**The problem**
Show all lines below holding the string "location".

Excerpts from a dataset
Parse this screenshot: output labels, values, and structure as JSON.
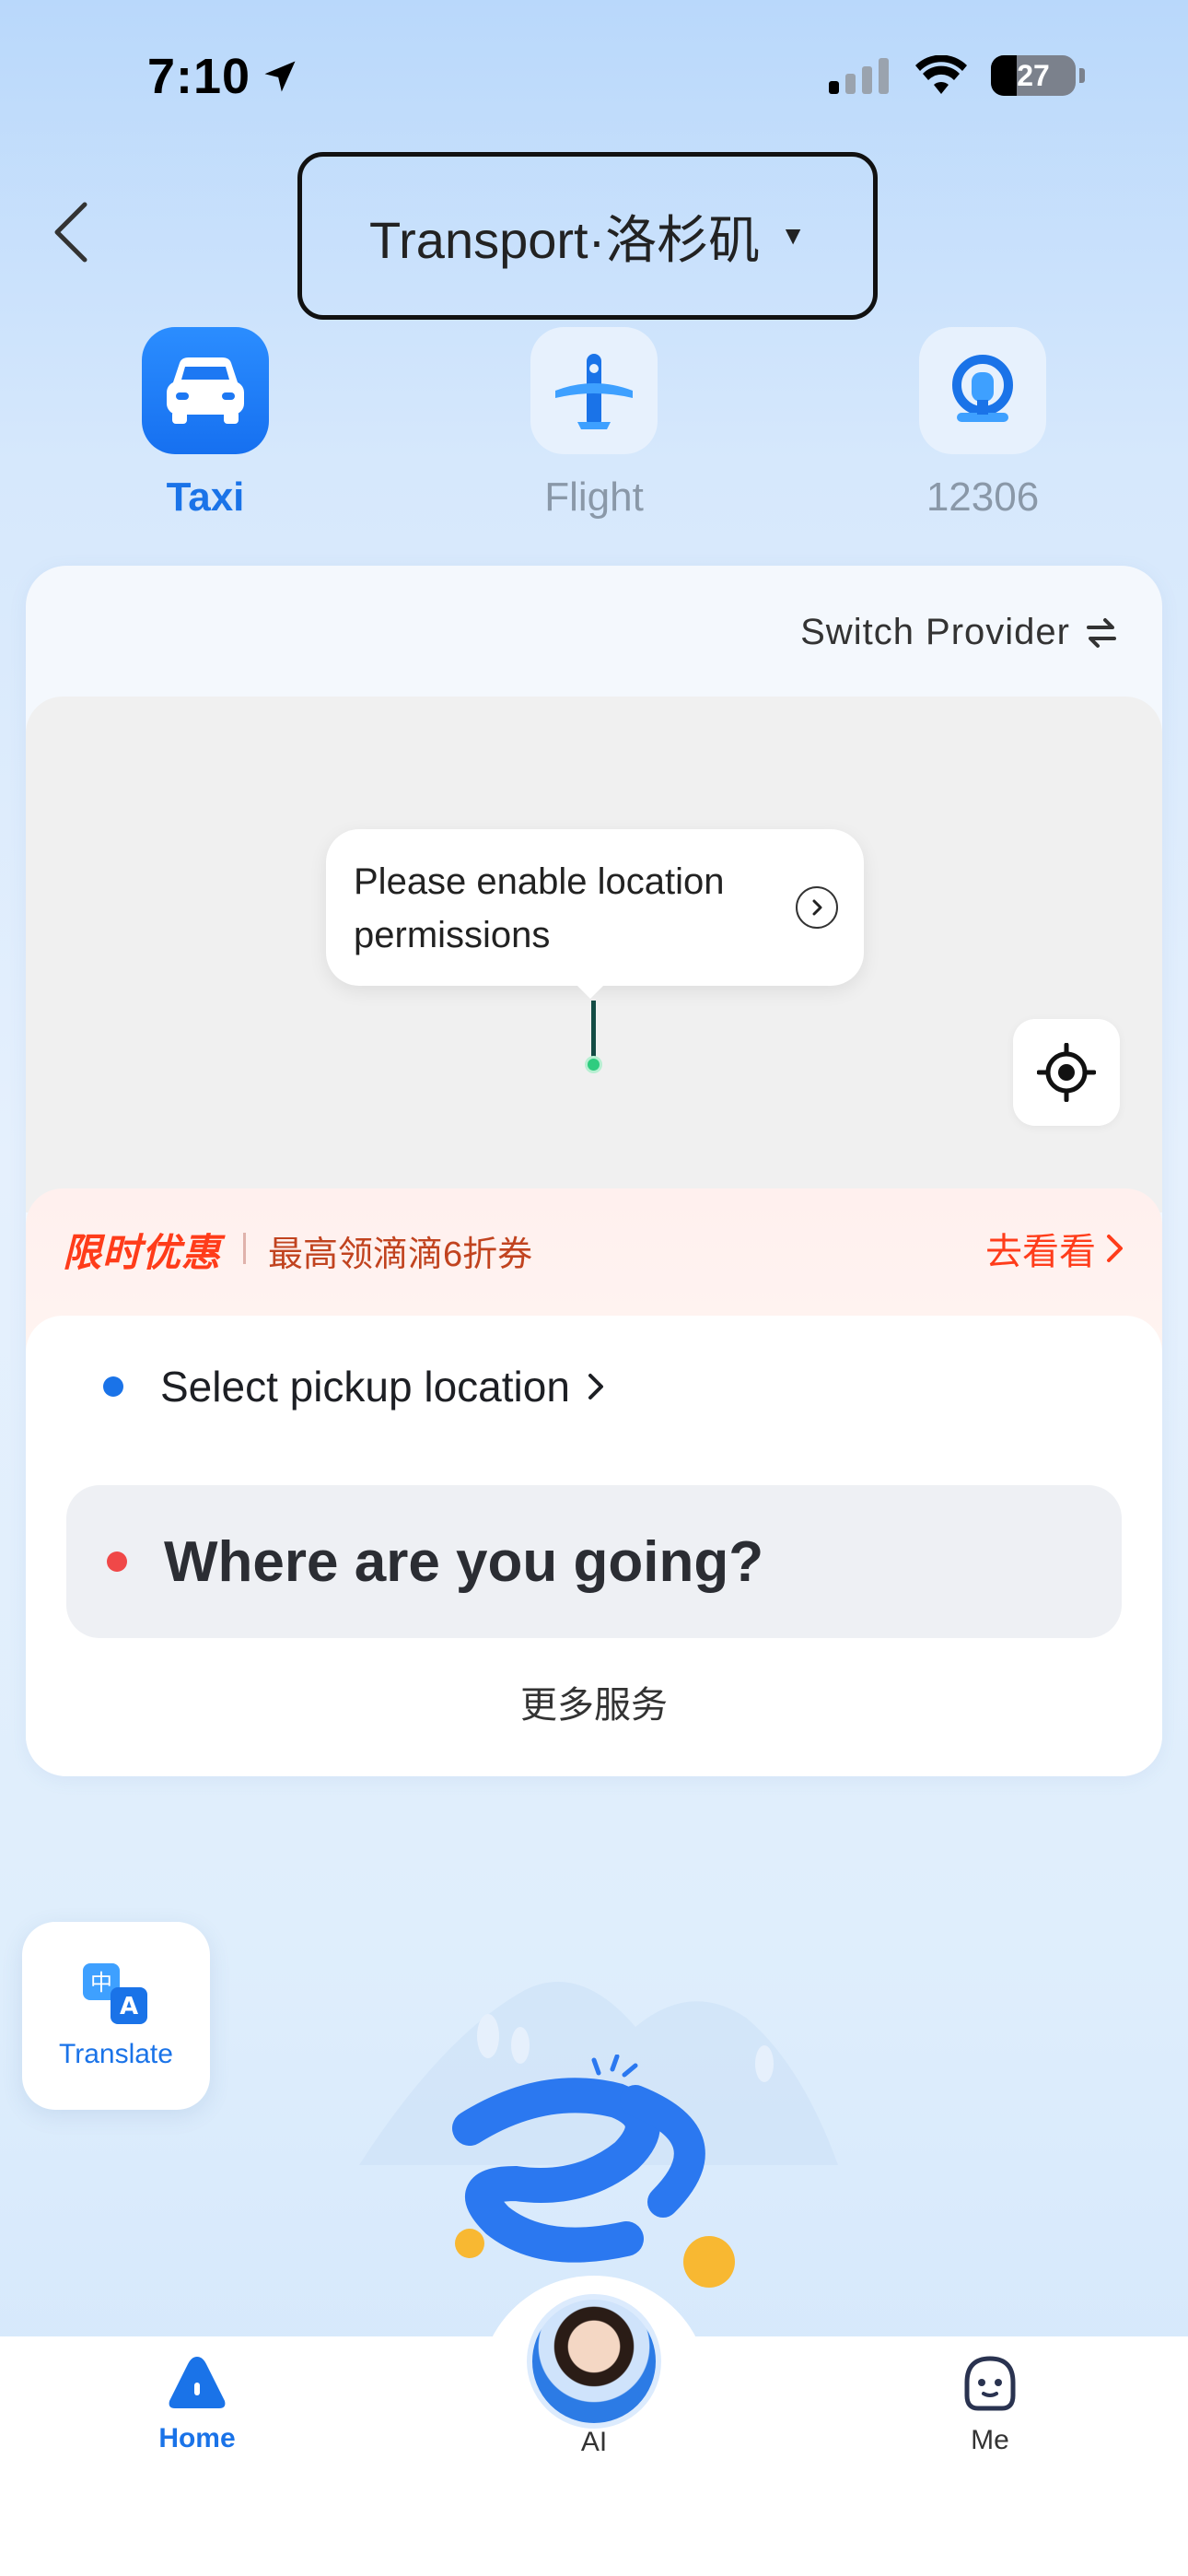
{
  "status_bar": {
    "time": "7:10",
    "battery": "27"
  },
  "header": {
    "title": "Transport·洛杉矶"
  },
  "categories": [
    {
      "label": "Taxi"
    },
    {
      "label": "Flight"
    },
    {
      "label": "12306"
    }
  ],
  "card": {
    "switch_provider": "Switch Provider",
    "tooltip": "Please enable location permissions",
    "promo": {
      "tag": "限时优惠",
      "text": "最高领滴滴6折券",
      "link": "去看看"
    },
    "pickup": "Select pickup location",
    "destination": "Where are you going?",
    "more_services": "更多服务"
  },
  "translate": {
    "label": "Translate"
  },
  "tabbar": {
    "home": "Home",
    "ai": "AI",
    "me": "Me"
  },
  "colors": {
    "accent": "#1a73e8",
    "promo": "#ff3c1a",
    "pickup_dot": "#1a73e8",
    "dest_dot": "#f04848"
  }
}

**Answer space**
    "tooltip": "Please enable location permissions",
    "pickup": "Select pickup location",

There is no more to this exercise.